Science fiction is a genre that, by its very nature, is vulnerable to overcomplication.
With literally the entire universe at their disposal and the ability to incorporate technology that doesn't exist yet, sci-fi writers can sometimes lack discipline in their storytelling and end up overreaching.
Still, a complicated story or theme doesn't always spell disaster.
Just take a look at 2001: A Space Odyssey. It's widely regarded as one of the greatest films of all time, but if anybody tells you that they know what's happening in it, they're telling you a giant lie.
One thing that's for certain though, is that the following ten films are not 2001: A Space Odyssey.
These movies all had very grand ideas, but were largely unable to pull them off. Some came close, but just took that little extra step too far that threw all their hard work completely out the window.
There will be people out there who cherish these movies and enjoy the fact that they don't follow a conventional structure.
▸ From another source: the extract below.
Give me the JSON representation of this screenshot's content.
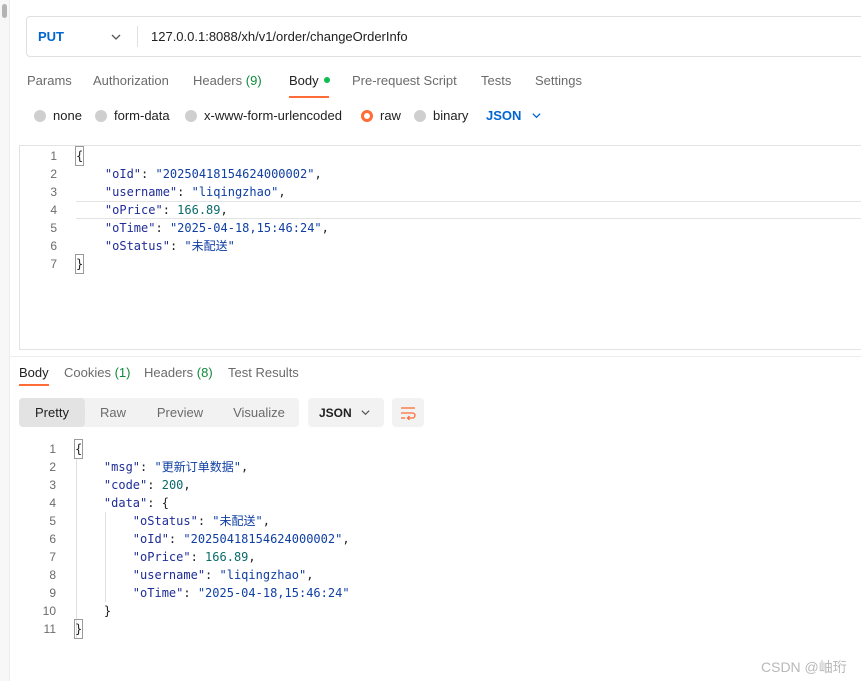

However, for the most part, these pictures left audiences scratching their heads, and not in a good way.
In 2014, two films were released just a few months apart that were both about an ordinary person ascending to a higher plane of existence through technology.
Both of them also had Morgan Freeman in them, and both of them also kinda sucked.
Although that's not Morgan Freeman's fault.
Nothing is ever Morgan Freeman's fault.
Whilst this spot could easily have gone to Luc Besson's Lucy, we've opted for the Wally Pfister-directed, Johnny Depp-starring Transcendence.
Depp plays a scientist dying of radiation poisoning whose wife attempts to save his life by uploading his conscience to a super computer. She is successful, but things soon get out of hand when this artificial version of her husband expands across the world via the Internet.
Just imagine Johnny Depp knowing your browser history. Frightening stuff.
There's a nugget of something to say in this film, something about the nature of the human mind, etc, etc, but any hint of that is bogged down in mind-numbing technobabble and increasingly ludicrous scenarios.
The film attempts to tie down its high concept using Depp's character's relationship with his wife, but this isn't enough to overcome what is a thoroughly bemusing two hours.